In the mid 1960s, Edward Owens was an African-American teenager attending the Art Institute of Chicago when Gregory Markopoulos arrived to found the school’s film program. Owens, who was then studying painting and sculpture, had already been making 8mm movies for a few years; impressed by the maturity of his work, Markopoulos encouraged him to move to New York. Owens arrived in Manhattan in 1966 with Markopoulos, who quickly ushered him into the world of the city’s cultured demimonde, introducing him to figures like Andy Warhol, Gerard Malanga, Marie Menken, Gregory Battcock, and filmmaker-poet Charles Boultenhouse. Soon, Owens became romantically involved with Boultenhouse, and moved into the West Village apartment where Boultenhouse already lived with his lover of many decades, the legendary critic Parker Tyler, who accepted the arrangement.
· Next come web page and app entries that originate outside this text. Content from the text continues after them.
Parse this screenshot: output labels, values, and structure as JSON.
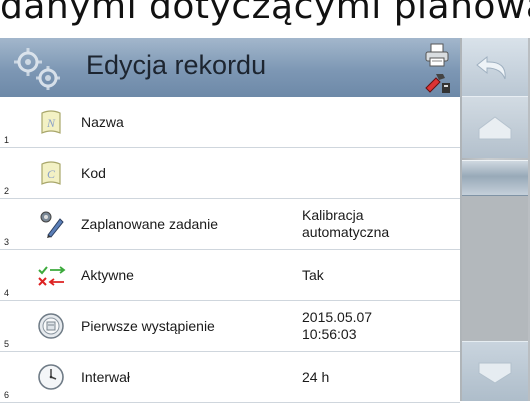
{
  "caption": {
    "text": "danymi dotyczącymi planowanej"
  },
  "header": {
    "title": "Edycja rekordu"
  },
  "rows": [
    {
      "num": "1",
      "label": "Nazwa",
      "value": ""
    },
    {
      "num": "2",
      "label": "Kod",
      "value": ""
    },
    {
      "num": "3",
      "label": "Zaplanowane zadanie",
      "value": "Kalibracja\nautomatyczna"
    },
    {
      "num": "4",
      "label": "Aktywne",
      "value": "Tak"
    },
    {
      "num": "5",
      "label": "Pierwsze wystąpienie",
      "value": "2015.05.07\n10:56:03"
    },
    {
      "num": "6",
      "label": "Interwał",
      "value": "24 h"
    }
  ],
  "icons": {
    "header": [
      "gears-icon",
      "printer-icon",
      "tools-icon"
    ],
    "rows": [
      "name-icon",
      "code-icon",
      "scheduled-task-icon",
      "active-checkmark-icon",
      "first-occurrence-icon",
      "clock-icon"
    ],
    "side": [
      "back-arrow-icon",
      "home-icon",
      "scroll-handle-icon",
      "down-arrow-icon"
    ]
  },
  "colors": {
    "header": "#7d97b4",
    "sidebar": "#b9bec2",
    "divider": "#cfd6dd"
  }
}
The Summer of Love. Los Angeles Filmforum commemorates the 50th anniversary of the radical cultural upheaval with an assortment of mind-blowing (as intended) short underground films. These films used a variety of tactics to manifest or assist with perceptual expansion and experience found in sex, drugs, music, and art. Some pursue idea of psychedelia (Third Eye Butterfly; Doppler Effect: Version II) others express openness in sexuality (Fuses); and others try to capture some of the spirit of group revelry, drug-taking and celebration (Letter to D.H.
Microscope is excited to present a screening of James Fotopoulos’ first feature film ‘’Zero” in its original format on the occasion of its 20th anniversary, introduced by Bradley Eros who along with Brian Frye presented the work in its first “real screening” in the US on November 21, 2000 at the Robert Beck Memorial Cinema (RBMC), which took place the Lower East Side space Collective Unconscious.
1967 was the year that the Canyon Cinema Co-op was born in San Francisco. Formed as a distribution cooperative for films made by members, it grew out of the itinerant Canyon Cinema formed a few years earlier by a loose association of Bay Area artist-filmmakers. The Canyon Co-Op was the west coast’s contribution to a growing international network for showing and seeing films that fell outside the bounds of polite manners, censors’ approval, and art-world decorum.
By definition, framework can be voiced in a number of ways: Buildings are constructed with a skeletal structure, multiple units come together to form a whole, foundations or moral infrastructure can be defined, subjects can be arranged within a frame, and framing itself can be the emphasis. Gilded Pear Gallery seeks artist’s submissions that best exemplify the nature of Framework according to their own commentary and vocabulary.
All emerging and professional artists 18 and over, living in the United States and Canada, may apply. Open to all two- and three-dimensional mediums as well as video media.
The motif of the loop, or more precisely repetition with variations, is one of the formal and thematic principles recurrent in experimental cinema, one of its major functions being to defamiliarize the gaze in a strange paradox. This selection of films offers an overview of different techniques and conceptual variations of this fascinating and troubling motif.
Amy Dickson and Jamie Jenkinson have both made substantial series of video works with mobile phones, usually with single takes that suggest an intuitive and spontaneous approach to shooting - a mode which they consider intrinsic to their medium. They resist reshooting and post-production. Hence their work foregrounds and promotes the act of looking, embracing a certain amount of wandering and the potential for 'errors'.